In Rwanda, poverty and hunger continue to pose a major challenge for the rapidly developing country. Based on the UNDP Human Development Index for 2011, the country ranks 166 out of 187 while maintaining one of the highest population densities in Africa. The large population puts a strain on proper healthcare as well as the already limited natural resources of the country. Although the government of Rwanda, together with the World Food Program, has found that nutrition levels and food security have been improving over the last seven years, the situation is still far from optimal.

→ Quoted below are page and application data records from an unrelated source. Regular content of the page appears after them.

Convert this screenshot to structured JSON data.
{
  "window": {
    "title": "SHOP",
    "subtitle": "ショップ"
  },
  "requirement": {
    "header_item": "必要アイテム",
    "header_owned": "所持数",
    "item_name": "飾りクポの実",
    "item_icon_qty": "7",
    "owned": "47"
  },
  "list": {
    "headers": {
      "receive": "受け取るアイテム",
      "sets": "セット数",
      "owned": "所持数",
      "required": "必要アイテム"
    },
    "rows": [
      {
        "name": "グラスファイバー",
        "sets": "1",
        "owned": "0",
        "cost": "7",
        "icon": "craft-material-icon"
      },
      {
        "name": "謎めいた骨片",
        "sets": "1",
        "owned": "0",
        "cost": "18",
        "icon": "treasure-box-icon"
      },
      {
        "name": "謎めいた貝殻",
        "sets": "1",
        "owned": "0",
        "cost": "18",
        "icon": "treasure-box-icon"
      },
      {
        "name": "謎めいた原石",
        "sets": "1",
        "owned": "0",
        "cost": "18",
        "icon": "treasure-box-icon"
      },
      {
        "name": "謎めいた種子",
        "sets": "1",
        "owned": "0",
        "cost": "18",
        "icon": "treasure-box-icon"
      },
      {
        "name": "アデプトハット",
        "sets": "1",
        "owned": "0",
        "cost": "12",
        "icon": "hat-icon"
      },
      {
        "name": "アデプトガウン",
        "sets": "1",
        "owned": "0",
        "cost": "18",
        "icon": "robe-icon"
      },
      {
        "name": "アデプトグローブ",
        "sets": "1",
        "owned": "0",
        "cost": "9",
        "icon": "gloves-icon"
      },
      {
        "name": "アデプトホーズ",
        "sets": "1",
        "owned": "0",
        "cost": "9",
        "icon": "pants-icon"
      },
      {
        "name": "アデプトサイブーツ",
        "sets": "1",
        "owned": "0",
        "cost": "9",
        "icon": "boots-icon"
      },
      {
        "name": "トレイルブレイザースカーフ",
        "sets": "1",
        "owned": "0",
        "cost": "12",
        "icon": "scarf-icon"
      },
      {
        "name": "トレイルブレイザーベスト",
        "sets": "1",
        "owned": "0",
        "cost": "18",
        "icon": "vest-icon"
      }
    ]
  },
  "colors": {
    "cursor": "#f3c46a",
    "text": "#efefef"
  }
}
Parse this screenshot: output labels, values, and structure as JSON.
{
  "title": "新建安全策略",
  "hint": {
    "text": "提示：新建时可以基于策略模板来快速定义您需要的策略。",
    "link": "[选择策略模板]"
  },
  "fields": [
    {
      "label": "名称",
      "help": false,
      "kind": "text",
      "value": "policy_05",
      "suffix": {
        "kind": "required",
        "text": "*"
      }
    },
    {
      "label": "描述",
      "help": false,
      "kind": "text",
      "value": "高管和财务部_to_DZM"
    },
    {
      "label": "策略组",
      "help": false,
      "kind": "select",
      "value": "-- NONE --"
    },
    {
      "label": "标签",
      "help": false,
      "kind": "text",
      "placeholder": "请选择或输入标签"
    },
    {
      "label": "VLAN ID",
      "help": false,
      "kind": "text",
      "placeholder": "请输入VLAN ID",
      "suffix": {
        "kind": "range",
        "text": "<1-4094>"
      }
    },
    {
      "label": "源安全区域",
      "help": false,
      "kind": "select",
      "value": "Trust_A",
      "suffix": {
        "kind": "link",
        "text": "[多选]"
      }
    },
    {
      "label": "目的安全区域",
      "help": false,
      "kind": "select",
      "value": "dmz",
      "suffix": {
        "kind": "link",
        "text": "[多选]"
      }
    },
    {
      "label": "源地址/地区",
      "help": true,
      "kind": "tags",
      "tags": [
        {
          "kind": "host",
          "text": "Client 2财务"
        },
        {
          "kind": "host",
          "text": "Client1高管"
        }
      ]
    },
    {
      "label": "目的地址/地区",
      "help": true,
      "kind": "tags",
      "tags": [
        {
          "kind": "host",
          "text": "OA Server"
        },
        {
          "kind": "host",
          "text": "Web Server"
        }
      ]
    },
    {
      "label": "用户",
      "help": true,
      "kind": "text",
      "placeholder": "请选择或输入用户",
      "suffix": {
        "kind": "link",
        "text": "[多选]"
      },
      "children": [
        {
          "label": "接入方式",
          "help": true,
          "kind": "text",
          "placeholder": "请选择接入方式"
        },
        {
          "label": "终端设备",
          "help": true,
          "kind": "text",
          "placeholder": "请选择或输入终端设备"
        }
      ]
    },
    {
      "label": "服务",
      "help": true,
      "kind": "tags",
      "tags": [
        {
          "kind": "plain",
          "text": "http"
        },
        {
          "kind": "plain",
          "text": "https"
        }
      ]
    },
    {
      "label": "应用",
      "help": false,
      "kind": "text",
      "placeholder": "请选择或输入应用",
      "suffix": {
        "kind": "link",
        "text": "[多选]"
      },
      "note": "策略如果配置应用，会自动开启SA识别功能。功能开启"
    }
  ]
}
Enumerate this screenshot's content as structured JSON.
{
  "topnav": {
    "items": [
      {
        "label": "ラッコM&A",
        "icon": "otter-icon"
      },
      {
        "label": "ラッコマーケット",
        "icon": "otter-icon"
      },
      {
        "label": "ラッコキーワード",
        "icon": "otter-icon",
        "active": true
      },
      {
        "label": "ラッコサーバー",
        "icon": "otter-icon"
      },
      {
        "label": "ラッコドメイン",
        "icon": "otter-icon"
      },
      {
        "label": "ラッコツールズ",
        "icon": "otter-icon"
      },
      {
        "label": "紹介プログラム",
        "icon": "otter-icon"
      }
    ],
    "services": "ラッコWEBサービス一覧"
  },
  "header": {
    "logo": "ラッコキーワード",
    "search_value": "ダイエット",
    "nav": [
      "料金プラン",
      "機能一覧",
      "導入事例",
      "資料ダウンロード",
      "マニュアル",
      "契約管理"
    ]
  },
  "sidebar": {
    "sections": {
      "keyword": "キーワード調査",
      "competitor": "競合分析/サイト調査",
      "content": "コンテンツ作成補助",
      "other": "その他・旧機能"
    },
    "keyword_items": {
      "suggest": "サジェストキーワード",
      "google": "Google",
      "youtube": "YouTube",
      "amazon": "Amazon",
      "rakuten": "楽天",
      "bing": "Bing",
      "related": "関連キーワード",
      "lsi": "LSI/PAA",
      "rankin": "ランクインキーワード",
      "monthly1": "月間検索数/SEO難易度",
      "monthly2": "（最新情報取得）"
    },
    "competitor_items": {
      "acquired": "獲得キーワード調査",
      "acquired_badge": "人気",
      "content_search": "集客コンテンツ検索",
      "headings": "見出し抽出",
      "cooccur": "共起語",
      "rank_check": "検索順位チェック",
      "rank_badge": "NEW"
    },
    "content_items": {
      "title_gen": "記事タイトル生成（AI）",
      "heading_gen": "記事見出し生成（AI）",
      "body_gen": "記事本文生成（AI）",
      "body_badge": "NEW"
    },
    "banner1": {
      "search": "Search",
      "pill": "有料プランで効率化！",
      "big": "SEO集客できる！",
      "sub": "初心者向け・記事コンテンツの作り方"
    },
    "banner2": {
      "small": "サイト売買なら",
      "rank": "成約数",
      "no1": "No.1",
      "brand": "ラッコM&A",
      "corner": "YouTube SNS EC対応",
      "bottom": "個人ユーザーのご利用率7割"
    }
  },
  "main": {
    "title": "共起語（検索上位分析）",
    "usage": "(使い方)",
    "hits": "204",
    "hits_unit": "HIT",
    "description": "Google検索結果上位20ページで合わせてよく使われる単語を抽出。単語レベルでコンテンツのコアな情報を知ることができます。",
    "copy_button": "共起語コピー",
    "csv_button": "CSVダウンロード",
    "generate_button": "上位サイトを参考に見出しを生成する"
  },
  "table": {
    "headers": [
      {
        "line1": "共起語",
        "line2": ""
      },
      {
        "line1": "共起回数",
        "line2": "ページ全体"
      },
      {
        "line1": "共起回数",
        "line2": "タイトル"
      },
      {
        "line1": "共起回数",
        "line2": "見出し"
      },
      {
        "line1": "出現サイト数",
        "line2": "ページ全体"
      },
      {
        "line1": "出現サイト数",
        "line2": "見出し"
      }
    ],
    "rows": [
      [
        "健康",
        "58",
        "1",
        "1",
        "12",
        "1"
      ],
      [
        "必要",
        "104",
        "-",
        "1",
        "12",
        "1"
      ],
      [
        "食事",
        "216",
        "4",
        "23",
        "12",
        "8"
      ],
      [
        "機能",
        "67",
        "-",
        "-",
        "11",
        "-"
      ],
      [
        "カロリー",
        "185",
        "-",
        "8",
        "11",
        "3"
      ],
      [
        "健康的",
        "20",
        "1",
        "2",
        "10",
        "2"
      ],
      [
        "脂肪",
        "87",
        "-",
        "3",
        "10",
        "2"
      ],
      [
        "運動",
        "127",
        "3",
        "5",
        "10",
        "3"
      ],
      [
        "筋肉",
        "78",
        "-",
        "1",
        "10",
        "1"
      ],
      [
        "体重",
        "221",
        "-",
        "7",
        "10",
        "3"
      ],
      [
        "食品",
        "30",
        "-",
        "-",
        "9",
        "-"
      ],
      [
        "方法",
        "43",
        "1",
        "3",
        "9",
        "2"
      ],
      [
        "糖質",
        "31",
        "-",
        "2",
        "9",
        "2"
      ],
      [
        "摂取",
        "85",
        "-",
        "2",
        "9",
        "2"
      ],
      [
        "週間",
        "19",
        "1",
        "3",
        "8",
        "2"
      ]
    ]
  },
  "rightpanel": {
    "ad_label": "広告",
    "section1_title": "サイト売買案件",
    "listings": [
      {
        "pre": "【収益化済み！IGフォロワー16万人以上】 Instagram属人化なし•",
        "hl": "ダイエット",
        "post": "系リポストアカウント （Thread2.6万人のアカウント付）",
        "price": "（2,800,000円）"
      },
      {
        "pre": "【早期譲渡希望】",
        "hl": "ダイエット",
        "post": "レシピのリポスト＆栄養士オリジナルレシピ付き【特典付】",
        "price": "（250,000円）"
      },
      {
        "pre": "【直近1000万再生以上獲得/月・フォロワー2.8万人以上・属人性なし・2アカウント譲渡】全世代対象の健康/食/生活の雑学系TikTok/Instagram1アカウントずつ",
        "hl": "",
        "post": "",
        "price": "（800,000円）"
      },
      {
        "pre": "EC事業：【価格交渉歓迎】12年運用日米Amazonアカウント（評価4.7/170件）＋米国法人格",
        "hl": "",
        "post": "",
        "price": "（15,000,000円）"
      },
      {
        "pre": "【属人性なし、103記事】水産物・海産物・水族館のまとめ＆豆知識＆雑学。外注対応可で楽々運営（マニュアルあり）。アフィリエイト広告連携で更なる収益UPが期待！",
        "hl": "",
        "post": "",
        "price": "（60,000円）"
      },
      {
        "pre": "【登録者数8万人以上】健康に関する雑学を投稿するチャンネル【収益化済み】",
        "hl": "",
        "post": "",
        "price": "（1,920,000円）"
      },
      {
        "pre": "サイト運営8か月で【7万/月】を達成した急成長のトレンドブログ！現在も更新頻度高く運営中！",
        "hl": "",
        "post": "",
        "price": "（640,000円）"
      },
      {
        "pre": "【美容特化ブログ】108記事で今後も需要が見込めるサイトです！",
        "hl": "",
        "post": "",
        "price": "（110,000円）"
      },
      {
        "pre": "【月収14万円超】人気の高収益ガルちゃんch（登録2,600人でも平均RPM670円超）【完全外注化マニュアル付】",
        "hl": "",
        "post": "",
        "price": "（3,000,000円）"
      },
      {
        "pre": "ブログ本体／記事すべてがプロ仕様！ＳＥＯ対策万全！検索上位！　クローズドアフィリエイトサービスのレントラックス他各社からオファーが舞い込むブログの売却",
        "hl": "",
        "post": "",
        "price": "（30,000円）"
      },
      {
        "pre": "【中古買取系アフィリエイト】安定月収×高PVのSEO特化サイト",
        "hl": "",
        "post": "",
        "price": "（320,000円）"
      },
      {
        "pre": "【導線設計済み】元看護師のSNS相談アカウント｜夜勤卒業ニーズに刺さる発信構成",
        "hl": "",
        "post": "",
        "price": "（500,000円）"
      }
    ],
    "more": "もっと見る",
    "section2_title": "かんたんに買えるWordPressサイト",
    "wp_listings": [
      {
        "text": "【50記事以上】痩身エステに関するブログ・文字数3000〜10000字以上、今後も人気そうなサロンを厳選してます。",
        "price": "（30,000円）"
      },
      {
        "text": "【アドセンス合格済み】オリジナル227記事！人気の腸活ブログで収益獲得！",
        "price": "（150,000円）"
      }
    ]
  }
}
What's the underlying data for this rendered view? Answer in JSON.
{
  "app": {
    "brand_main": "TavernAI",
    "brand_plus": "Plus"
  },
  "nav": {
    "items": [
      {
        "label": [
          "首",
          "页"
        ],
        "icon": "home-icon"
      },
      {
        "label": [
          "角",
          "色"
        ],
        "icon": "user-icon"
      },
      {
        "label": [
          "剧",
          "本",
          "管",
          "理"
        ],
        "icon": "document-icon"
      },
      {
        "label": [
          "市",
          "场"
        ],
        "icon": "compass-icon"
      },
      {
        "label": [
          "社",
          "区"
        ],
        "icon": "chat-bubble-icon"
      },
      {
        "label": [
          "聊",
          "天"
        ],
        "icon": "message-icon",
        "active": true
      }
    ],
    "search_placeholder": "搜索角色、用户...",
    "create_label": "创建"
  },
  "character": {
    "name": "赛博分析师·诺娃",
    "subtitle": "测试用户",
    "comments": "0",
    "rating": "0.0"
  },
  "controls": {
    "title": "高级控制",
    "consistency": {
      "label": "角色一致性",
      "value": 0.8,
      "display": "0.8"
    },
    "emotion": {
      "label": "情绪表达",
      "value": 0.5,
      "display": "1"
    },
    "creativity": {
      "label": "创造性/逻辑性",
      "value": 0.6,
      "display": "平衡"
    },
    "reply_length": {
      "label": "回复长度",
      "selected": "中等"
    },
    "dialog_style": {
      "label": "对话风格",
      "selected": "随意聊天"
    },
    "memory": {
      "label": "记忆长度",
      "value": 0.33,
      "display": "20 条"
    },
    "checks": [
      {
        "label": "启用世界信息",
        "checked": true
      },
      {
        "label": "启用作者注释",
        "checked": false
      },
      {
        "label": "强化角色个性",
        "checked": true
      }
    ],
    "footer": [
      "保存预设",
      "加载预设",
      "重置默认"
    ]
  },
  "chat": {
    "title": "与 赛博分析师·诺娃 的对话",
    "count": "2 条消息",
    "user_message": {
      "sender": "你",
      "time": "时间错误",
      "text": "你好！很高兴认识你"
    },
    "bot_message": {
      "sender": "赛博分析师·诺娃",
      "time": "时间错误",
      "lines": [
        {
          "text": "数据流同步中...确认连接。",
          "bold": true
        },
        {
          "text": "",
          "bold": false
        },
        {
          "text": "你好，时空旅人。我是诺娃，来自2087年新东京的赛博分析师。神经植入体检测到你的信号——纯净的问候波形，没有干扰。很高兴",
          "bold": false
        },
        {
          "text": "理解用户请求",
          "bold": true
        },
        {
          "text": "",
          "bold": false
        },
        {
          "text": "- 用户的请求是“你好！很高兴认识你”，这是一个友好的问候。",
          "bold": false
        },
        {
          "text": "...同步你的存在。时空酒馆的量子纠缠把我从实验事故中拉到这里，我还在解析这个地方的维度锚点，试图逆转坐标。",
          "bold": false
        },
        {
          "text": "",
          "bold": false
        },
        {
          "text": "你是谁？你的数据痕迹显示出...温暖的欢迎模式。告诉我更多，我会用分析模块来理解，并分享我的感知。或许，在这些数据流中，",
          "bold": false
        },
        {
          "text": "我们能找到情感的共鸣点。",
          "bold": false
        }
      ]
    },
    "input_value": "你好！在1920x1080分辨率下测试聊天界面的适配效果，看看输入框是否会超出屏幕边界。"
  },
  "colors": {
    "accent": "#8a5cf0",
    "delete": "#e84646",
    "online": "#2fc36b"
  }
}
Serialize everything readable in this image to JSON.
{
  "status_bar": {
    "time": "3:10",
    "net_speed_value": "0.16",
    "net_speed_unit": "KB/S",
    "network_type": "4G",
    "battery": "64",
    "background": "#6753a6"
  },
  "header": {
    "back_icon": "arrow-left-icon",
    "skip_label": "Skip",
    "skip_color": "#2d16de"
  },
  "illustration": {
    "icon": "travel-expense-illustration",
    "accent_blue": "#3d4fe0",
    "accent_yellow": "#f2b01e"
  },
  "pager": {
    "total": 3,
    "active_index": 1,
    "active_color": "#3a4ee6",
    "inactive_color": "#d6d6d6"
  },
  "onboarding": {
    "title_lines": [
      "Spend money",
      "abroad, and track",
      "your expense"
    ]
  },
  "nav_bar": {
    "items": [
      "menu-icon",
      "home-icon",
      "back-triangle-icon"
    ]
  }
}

Some of the major challenges Rwanda faces with regard to poverty and hunger could be solved by foreign aid investments or direct cash donors from developed nations and foreign aid organizations. 83.7% of the population survives on $2 a day or less, and without proper disposable income, it is impossible to support families with proper food, water, and nutrition.
Up to 90% of the population engages in subsistence agriculture. This, combined with the extreme crowding and limited access to land, makes subsistence farming inefficient.
WFP’s country director for Rwanda, Jan Delbaere, weighs in on the topic, explaining that “during 2012, WFP bought 23,000 metric tons of food in Rwanda, mostly for operations in neighboring countries. This is a clear sign that Rwanda is more than self-sufficient for its staple crops. However, households with only a small area of land for cultivation simply cannot afford to access enough nutritious food to live healthy, active lives or to provide for their basic needs from their land alone.”
The WFP remains committed to supporting the government in Rwanda to increase food security and food production programs, and the country itself has chosen to sign the “Comprehensive Africa Agriculture Development Program (CAADP) compact and to secure funding, thus confirming malnutrition and food insecurity as one of the government’s key priorities.” In spite of its food insecurity, Rwanda’s GDP has been growing by 7.2% annually since 2010. With proper investment and aid, these issues can be solved, and the country set further on the right track to stability.
– Sarah Rybak